Friday 8 November, 3.00pm – 4.30pm
MECO Seminar Room, S226, John Woolley Building A20, University of Sydney
The contemporary media ecosystem operates on digital intermediation: it is one that consists of the cultural, economic and expertise capital exchange of cultural intermediation that would otherwise be associated with traditional media, combined with social influencers and large-scale automation. That is, contemporary media is most successful in reaching its desired audience when it engages in digital intermediation that utilises the content production expertise of social influencers who engage the affordances of algorithmic calculations of social media platforms. Youtubers and Instagrammers, for example Zoella, DanTDM, Gigi Hadid or PewDiePie, have all expertly designed their content production around platform characteristics that expose their creative expertise to a large specialist and engaged audience. Bärtl (2018) notes that 85% of all consumed YouTube content is produced by 3% of the top channels, suggesting there is an increasing homogenisation of content diversity across these platforms. It is in this environment where single media producers experience high exposure and impact for their content, while public interest media are struggling to remain relevant. How then, might our public institutions engage digital intermediation to increase the exposure of public interest media?
This presentation will first highlight how successful YouTube and Instagram social influencers operate by defining the function of the Digital First Personality. It will then unpack how automation operates, namely recommender systems, on digital platforms by focussing on the YouTube algorithm through what I argue as digital intermediation. Third it will look at the current state of public institutions engaging digital first personalities and digital intermediation by focussing on the German case study of Funk.
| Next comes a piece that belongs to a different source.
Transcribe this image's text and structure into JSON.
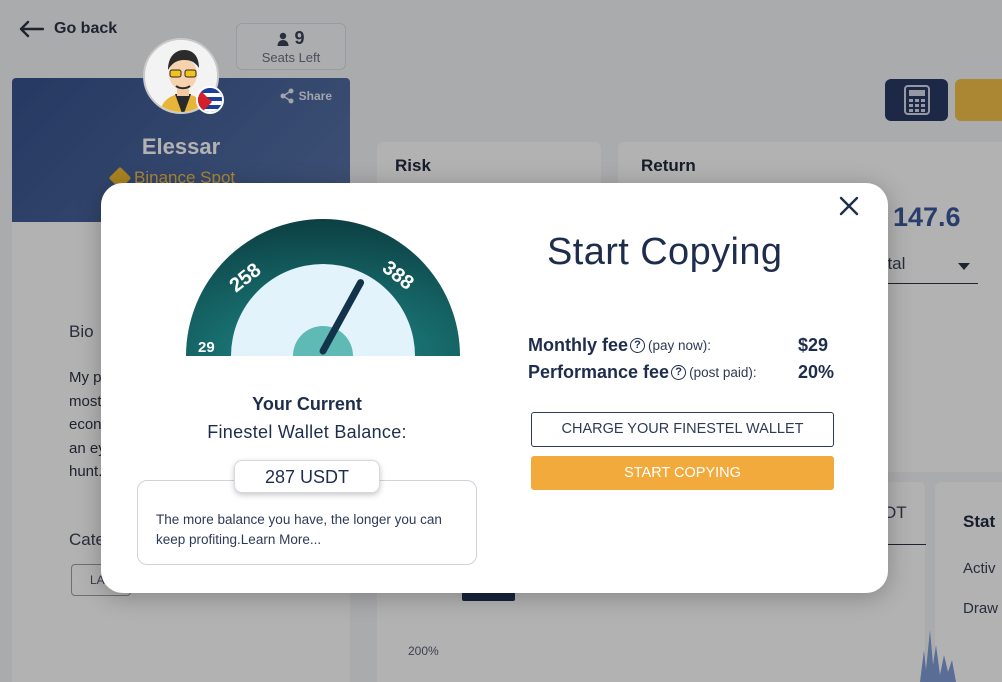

Finally this presentation will provide a number of recommendations on how our public institutions can and should be adopting strategies to remain relevant in the contemporary media ecosystem.
Dr Jonathon Hutchinson is a lecturer in Online Communication and Media at the University of Sydney. He is currently a Visiting Research Fellow on the Algorithmed Public Sphere project at the Hans Bredow Institute, Hamburg Germany. His research explores Public Service Media, cultural intermediation, everyday social media, automated media, and algorithms in media. He is the NSW Representative on the Executive Committee for the Australian and New Zealand Communication Association (ANZCA), the Secretary for the International Public Service Media Association, RIPE, and is the current Program Chair for the Association of Internet Research (AoIR). Hutchinson is an award-winning author and his latest book is Cultural Intermediaries: Audience Participation and Media Organisations (2017), published through Palgrave Macmillan.